What do you see as the current role and contribution of business intelligence in the round?
I think we’ve all recognised that we need to move beyond simple reporting and delivery of that sort of information and make it more about the analysis of that information, making it into a real tool for decision making.
You don’t think it has been, so far?
[Pauses]: I see some issues around the way we tend in business to want to consume that information. I think there’s a lot of objective analysis that suggests a lot of CFOs make decisions, perhaps subconsciously, on the average values they find in their Excel cells.
I think we now know decisions based on averages lead to average results and performance, though. I see numerically controlled machines feeding precise data back to operators at the factory level, giving them very precise information about flaws and tolerance they can make instant, well-informed decisions on, and I think we need more of that in the wider business.
Perhaps we could conclude for today in a brief comment on how you would create such a situation, what you’d need me to do as CIO, perhaps?
One, work to tailor the format of the information to the needs of the users, not the other way round – most managers can’t handle documents longer than three pages if you want quick responses. Two, the quality of the information delivered is absolutely critical; it has to be the best you can get, though I also acknowledge we’ve been talking about this for 20 years and not got it right yet! And third, perhaps most important, you’ve got to establish a culture based on fact-based, numbers-driven decision making as far as possible.
Say I do all that…?
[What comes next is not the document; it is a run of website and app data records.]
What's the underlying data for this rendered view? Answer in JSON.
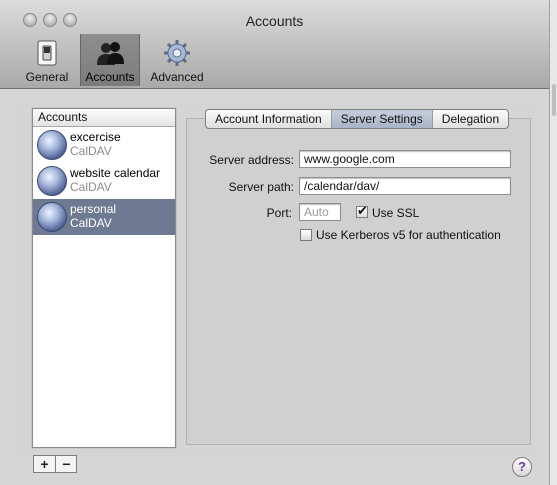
{
  "window": {
    "title": "Accounts"
  },
  "toolbar": {
    "items": [
      {
        "label": "General",
        "icon": "light-switch-icon"
      },
      {
        "label": "Accounts",
        "icon": "people-icon",
        "selected": true
      },
      {
        "label": "Advanced",
        "icon": "gear-icon"
      }
    ]
  },
  "sidebar": {
    "header": "Accounts",
    "accounts": [
      {
        "name": "excercise",
        "type": "CalDAV"
      },
      {
        "name": "website calendar",
        "type": "CalDAV"
      },
      {
        "name": "personal",
        "type": "CalDAV",
        "selected": true
      }
    ],
    "add_label": "+",
    "remove_label": "−"
  },
  "tabs": [
    {
      "label": "Account Information"
    },
    {
      "label": "Server Settings",
      "selected": true
    },
    {
      "label": "Delegation"
    }
  ],
  "server_settings": {
    "server_address_label": "Server address:",
    "server_address_value": "www.google.com",
    "server_path_label": "Server path:",
    "server_path_value": "/calendar/dav/",
    "port_label": "Port:",
    "port_placeholder": "Auto",
    "use_ssl_label": "Use SSL",
    "use_ssl_checked": true,
    "kerberos_label": "Use Kerberos v5 for authentication",
    "kerberos_checked": false
  },
  "help_label": "?"
}
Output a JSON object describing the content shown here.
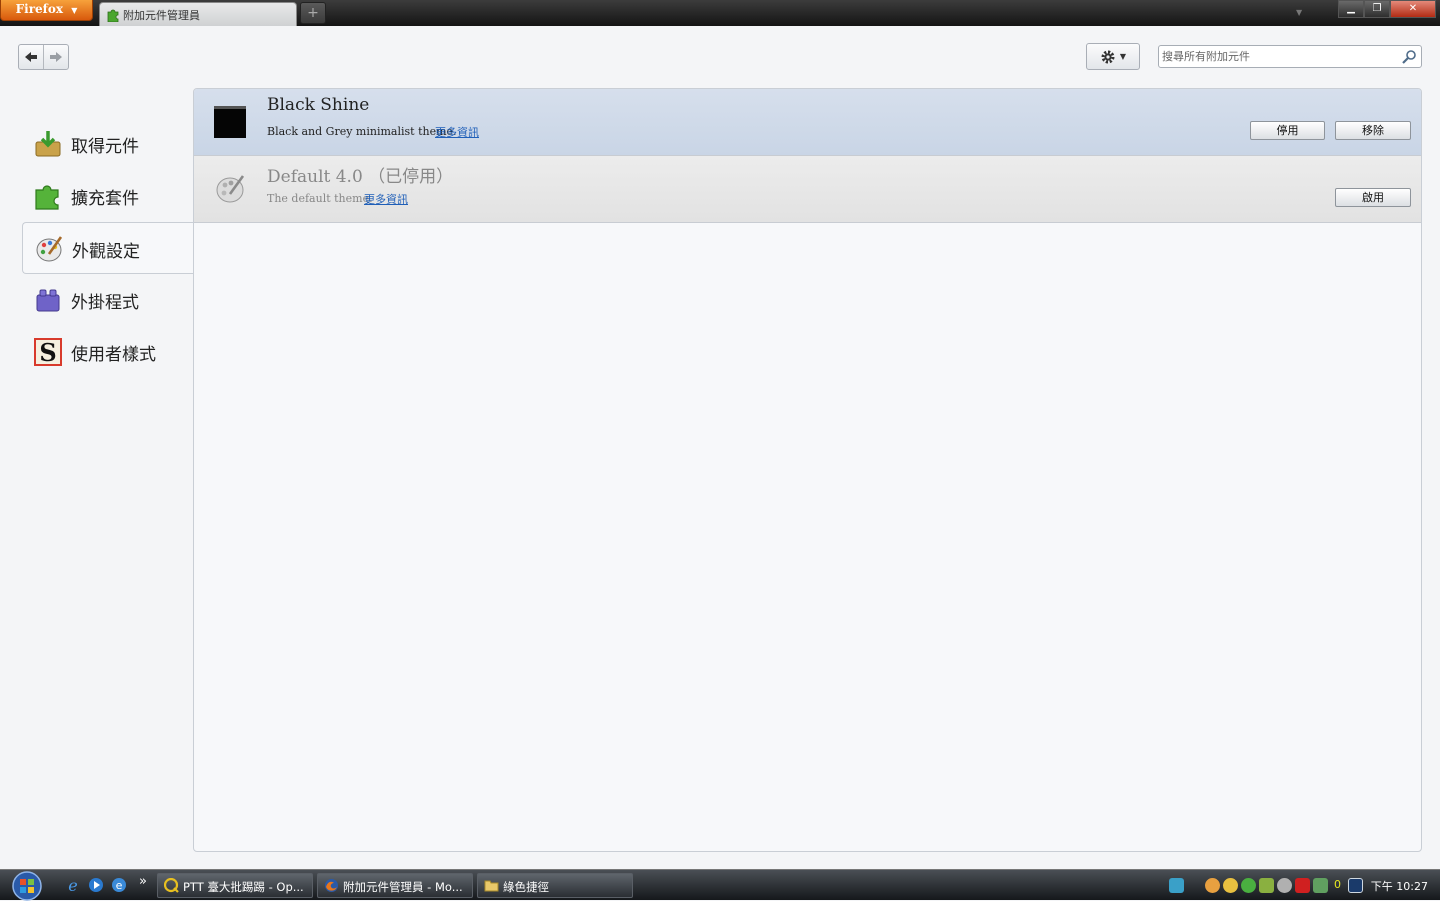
{
  "browser": {
    "menu_button": "Firefox",
    "tab_title": "附加元件管理員",
    "new_tab": "+",
    "win_min": "▁",
    "win_max": "❐",
    "win_close": "✕"
  },
  "toolbar": {
    "search_placeholder": "搜尋所有附加元件"
  },
  "sidebar": {
    "items": [
      {
        "label": "取得元件",
        "icon": "download-box-icon"
      },
      {
        "label": "擴充套件",
        "icon": "puzzle-piece-icon"
      },
      {
        "label": "外觀設定",
        "icon": "palette-icon",
        "selected": true
      },
      {
        "label": "外掛程式",
        "icon": "lego-block-icon"
      },
      {
        "label": "使用者樣式",
        "icon": "stylish-s-icon"
      }
    ]
  },
  "addons": [
    {
      "name": "Black Shine",
      "description": "Black and Grey minimalist theme.",
      "more": "更多資訊",
      "buttons": [
        "停用",
        "移除"
      ]
    },
    {
      "name": "Default  4.0  （已停用）",
      "description": "The default theme.",
      "more": "更多資訊",
      "buttons": [
        "啟用"
      ]
    }
  ],
  "taskbar": {
    "quicklaunch_more": "»",
    "tasks": [
      {
        "label": "PTT 臺大批踢踢 - Op..."
      },
      {
        "label": "附加元件管理員 - Mo..."
      },
      {
        "label": "綠色捷徑"
      }
    ],
    "tray_counter": "0",
    "clock": "下午 10:27"
  },
  "colors": {
    "firefox_orange": "#e8761c",
    "selected_row": "#cdd8e8",
    "link": "#1f5fb8"
  }
}
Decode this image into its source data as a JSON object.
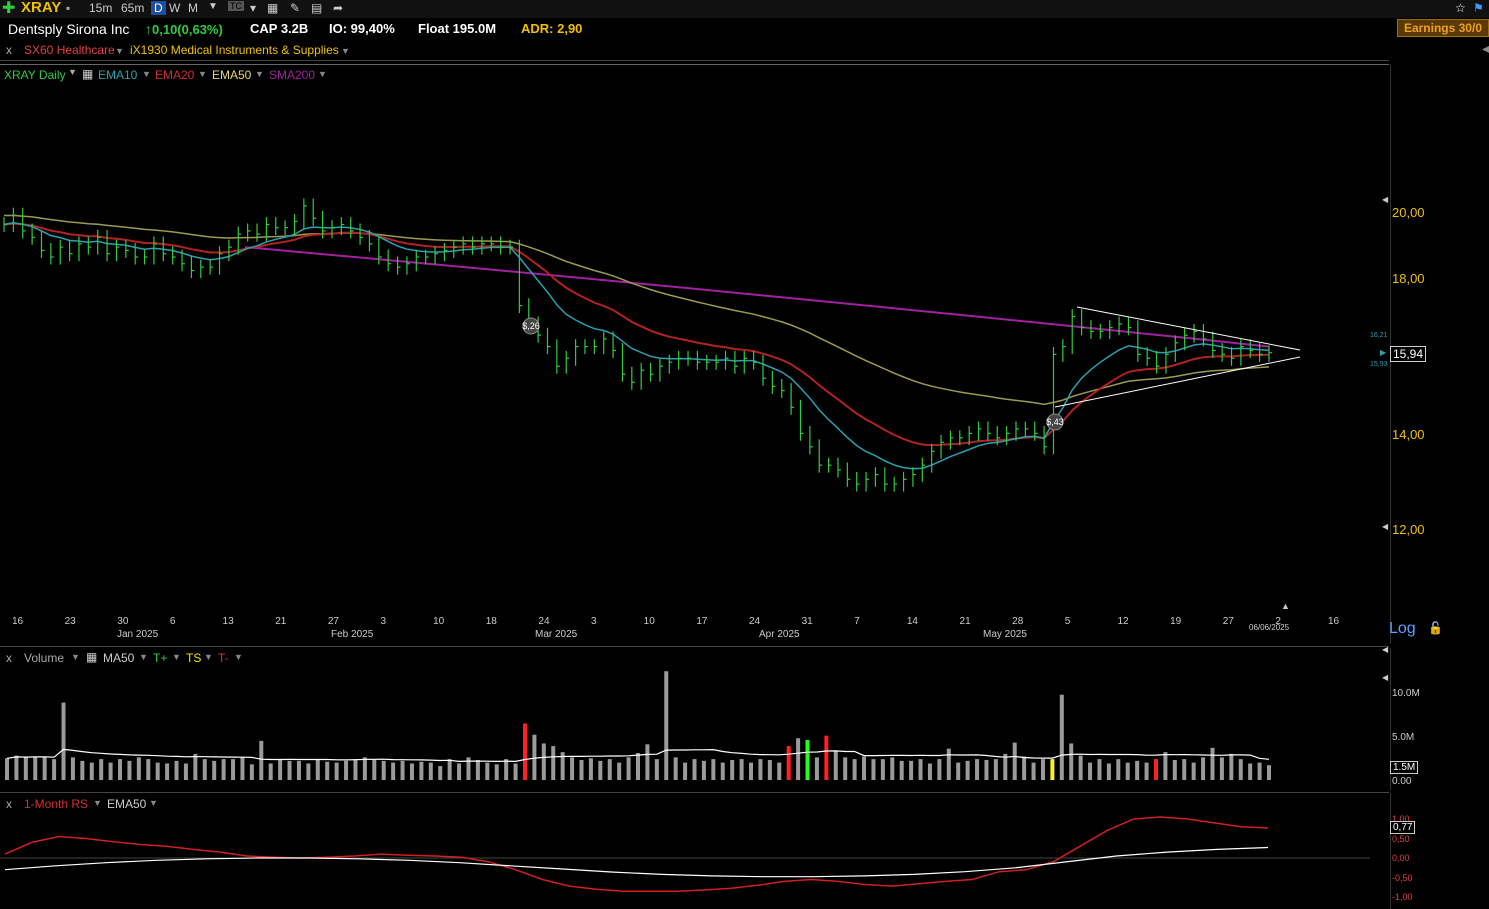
{
  "toolbar": {
    "symbol": "XRAY",
    "tf_15m": "15m",
    "tf_65m": "65m",
    "tf_d": "D",
    "tf_w": "W",
    "tf_m": "M",
    "icons": [
      "add-icon",
      "print-icon",
      "menu-caret-icon",
      "tc-icon",
      "doc-icon",
      "edit-icon",
      "share-icon",
      "star-icon",
      "flag-icon"
    ]
  },
  "info": {
    "company": "Dentsply Sirona Inc",
    "change": "0,10(0,63%)",
    "cap": "CAP 3.2B",
    "io": "IO: 99,40%",
    "float": "Float 195.0M",
    "adr": "ADR: 2,90",
    "earnings": "Earnings 30/0"
  },
  "sector": {
    "x": "x",
    "sector": "SX60 Healthcare",
    "industry": "iX1930 Medical Instruments & Supplies"
  },
  "price_panel": {
    "x": "x",
    "legend": {
      "daily": "XRAY Daily",
      "ema10": "EMA10",
      "ema20": "EMA20",
      "ema50": "EMA50",
      "sma200": "SMA200"
    },
    "colors": {
      "ema10": "#2aa0b0",
      "ema20": "#b22222",
      "ema50": "#9b9b50",
      "sma200": "#a020a0",
      "bars": "#2ecc40"
    },
    "annotations": {
      "eps1": "$,26",
      "eps2": "$,43"
    },
    "price_box": "15,94",
    "small_hi": "16,21",
    "small_lo": "15,93",
    "log_label": "Log"
  },
  "volume_panel": {
    "x": "x",
    "legend": {
      "volume": "Volume",
      "ma50": "MA50",
      "tplus": "T+",
      "ts": "TS",
      "tminus": "T-"
    },
    "ylabels": [
      "10.0M",
      "5.0M",
      "0.00"
    ],
    "ma_box": "1.5M"
  },
  "rs_panel": {
    "x": "x",
    "legend": {
      "rs": "1-Month RS",
      "ema50": "EMA50"
    },
    "ylabels": [
      "1,00",
      "0,50",
      "0,00",
      "-0,50",
      "-1,00"
    ],
    "value_box": "0,77"
  },
  "chart_data": {
    "type": "line",
    "price_yticks": [
      "20,00",
      "18,00",
      "14,00",
      "12,00"
    ],
    "x_ticks": [
      "16",
      "23",
      "30",
      "6",
      "13",
      "21",
      "27",
      "3",
      "10",
      "18",
      "24",
      "3",
      "10",
      "17",
      "24",
      "31",
      "7",
      "14",
      "21",
      "28",
      "5",
      "12",
      "19",
      "27",
      "2",
      "16"
    ],
    "month_labels": [
      "Jan 2025",
      "Feb 2025",
      "Mar 2025",
      "Apr 2025",
      "May 2025"
    ],
    "last_date": "06/06/2025",
    "close": [
      19.6,
      19.9,
      19.4,
      19.2,
      18.8,
      18.6,
      18.9,
      18.7,
      19.0,
      18.9,
      19.2,
      18.7,
      18.9,
      18.8,
      18.6,
      18.6,
      19.0,
      18.7,
      18.6,
      18.4,
      18.2,
      18.3,
      18.3,
      18.7,
      18.9,
      19.3,
      19.4,
      19.3,
      19.6,
      19.5,
      19.5,
      19.7,
      20.2,
      19.8,
      19.4,
      19.5,
      19.6,
      19.4,
      19.2,
      19.0,
      18.6,
      18.4,
      18.3,
      18.4,
      18.6,
      18.6,
      18.7,
      18.8,
      18.9,
      19.0,
      18.9,
      19.0,
      19.0,
      18.9,
      18.9,
      17.2,
      16.7,
      16.4,
      16.1,
      15.6,
      15.8,
      16.1,
      16.1,
      16.1,
      16.3,
      16.0,
      15.4,
      15.2,
      15.5,
      15.4,
      15.6,
      15.7,
      15.8,
      15.8,
      15.7,
      15.7,
      15.7,
      15.8,
      15.6,
      15.8,
      15.7,
      15.3,
      15.1,
      15.0,
      14.6,
      14.0,
      13.7,
      13.3,
      13.3,
      13.2,
      13.0,
      12.9,
      13.0,
      13.1,
      12.9,
      12.9,
      13.0,
      13.1,
      13.3,
      13.6,
      13.8,
      13.9,
      13.9,
      14.0,
      14.1,
      14.0,
      13.9,
      14.0,
      14.1,
      14.1,
      14.0,
      13.7,
      15.9,
      16.1,
      16.9,
      16.6,
      16.5,
      16.5,
      16.6,
      16.7,
      16.6,
      15.9,
      15.8,
      15.6,
      15.9,
      16.2,
      16.4,
      16.5,
      16.3,
      16.0,
      15.9,
      15.8,
      16.1,
      16.0,
      15.9,
      15.94
    ],
    "sma200": [
      18.9,
      18.7,
      18.5,
      18.3,
      18.1,
      17.9,
      17.7,
      17.5,
      17.3,
      17.1,
      16.9,
      16.7,
      16.5,
      16.3,
      16.1
    ],
    "volume_M": [
      2.5,
      2.8,
      2.6,
      2.7,
      2.7,
      2.4,
      8.9,
      2.6,
      2.2,
      2.0,
      2.4,
      2.0,
      2.4,
      2.2,
      2.6,
      2.4,
      2.0,
      1.9,
      2.2,
      1.9,
      3.0,
      2.4,
      2.2,
      2.4,
      2.4,
      2.6,
      1.8,
      4.5,
      1.9,
      2.4,
      2.2,
      2.2,
      1.9,
      2.4,
      2.1,
      2.0,
      2.2,
      2.4,
      2.6,
      2.4,
      2.2,
      2.0,
      2.2,
      1.9,
      2.1,
      2.0,
      1.6,
      2.4,
      1.9,
      2.6,
      2.3,
      2.0,
      1.8,
      2.4,
      1.9,
      6.5,
      5.2,
      4.2,
      3.9,
      3.2,
      2.6,
      2.3,
      2.5,
      2.2,
      2.4,
      2.0,
      2.6,
      3.1,
      4.1,
      2.4,
      12.5,
      2.6,
      2.0,
      2.4,
      2.2,
      2.4,
      2.0,
      2.3,
      2.4,
      2.0,
      2.4,
      2.3,
      2.0,
      3.9,
      4.8,
      4.6,
      2.6,
      5.1,
      3.3,
      2.6,
      2.4,
      2.7,
      2.4,
      2.4,
      2.6,
      2.2,
      2.2,
      2.4,
      1.9,
      2.4,
      3.6,
      2.0,
      2.2,
      2.4,
      2.3,
      2.4,
      3.0,
      4.3,
      2.7,
      2.0,
      2.4,
      2.4,
      9.8,
      4.2,
      2.8,
      2.0,
      2.4,
      1.9,
      2.4,
      2.0,
      2.2,
      2.0,
      2.4,
      3.2,
      2.3,
      2.4,
      2.0,
      2.6,
      3.7,
      2.6,
      3.0,
      2.4,
      1.9,
      2.0,
      1.7
    ],
    "rs": [
      0.1,
      0.4,
      0.55,
      0.5,
      0.42,
      0.35,
      0.3,
      0.22,
      0.15,
      0.05,
      0.02,
      0.0,
      0.02,
      0.05,
      0.1,
      0.07,
      0.05,
      0.02,
      -0.1,
      -0.3,
      -0.55,
      -0.72,
      -0.8,
      -0.85,
      -0.85,
      -0.85,
      -0.82,
      -0.78,
      -0.7,
      -0.6,
      -0.55,
      -0.6,
      -0.68,
      -0.72,
      -0.66,
      -0.6,
      -0.55,
      -0.35,
      -0.3,
      -0.1,
      0.3,
      0.7,
      1.0,
      1.05,
      1.0,
      0.9,
      0.8,
      0.77
    ],
    "rs_ema50": [
      -0.3,
      -0.2,
      -0.12,
      -0.06,
      -0.02,
      0.0,
      0.0,
      -0.02,
      -0.06,
      -0.12,
      -0.2,
      -0.28,
      -0.36,
      -0.42,
      -0.46,
      -0.48,
      -0.48,
      -0.46,
      -0.42,
      -0.35,
      -0.25,
      -0.1,
      0.05,
      0.15,
      0.22,
      0.27
    ]
  }
}
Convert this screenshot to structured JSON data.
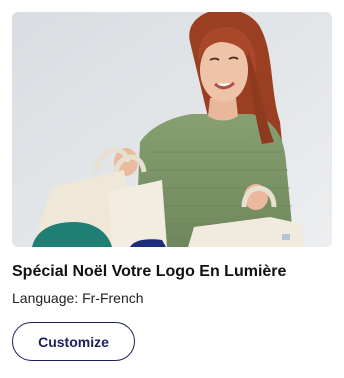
{
  "product": {
    "title": "Spécial Noël Votre Logo En Lumière",
    "language": "Language: Fr-French",
    "customize_label": "Customize"
  },
  "colors": {
    "button_border": "#1b1f5e",
    "photo_background": "#e4e7ea",
    "sweater": "#7c9468",
    "hair": "#9b3f22",
    "tote": "#f1ebde",
    "teal_bag": "#1f7f74",
    "navy_bag": "#1d2d7a"
  }
}
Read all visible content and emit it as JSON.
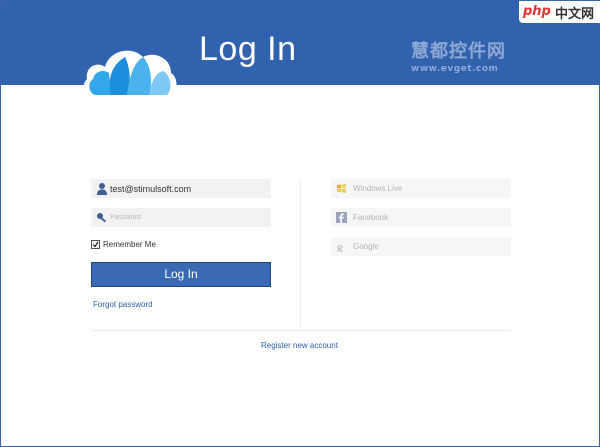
{
  "header": {
    "title": "Log In",
    "brand_color": "#3162ad"
  },
  "watermark": {
    "cn_text": "慧都控件网",
    "url_text": "www.evget.com"
  },
  "badge": {
    "php_text": "php",
    "cn_text": "中文网"
  },
  "login_form": {
    "username_value": "test@stimulsoft.com",
    "password_placeholder": "Password",
    "remember_label": "Remember Me",
    "remember_checked": true,
    "login_button_label": "Log In",
    "forgot_password_label": "Forgot password"
  },
  "social_logins": [
    {
      "label": "Windows Live",
      "icon": "windows-icon"
    },
    {
      "label": "Facebook",
      "icon": "facebook-icon"
    },
    {
      "label": "Google",
      "icon": "google-icon"
    }
  ],
  "register_label": "Register new account"
}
Sorry, you’re still not done. The future is analytics and decisions that enable you to master the future, not understand the past. All I’ll say at this point is that that’s the way stockbrokers work, and I think they may have a lot to each all of us in business. That could be the key to delivering innovation, in fact.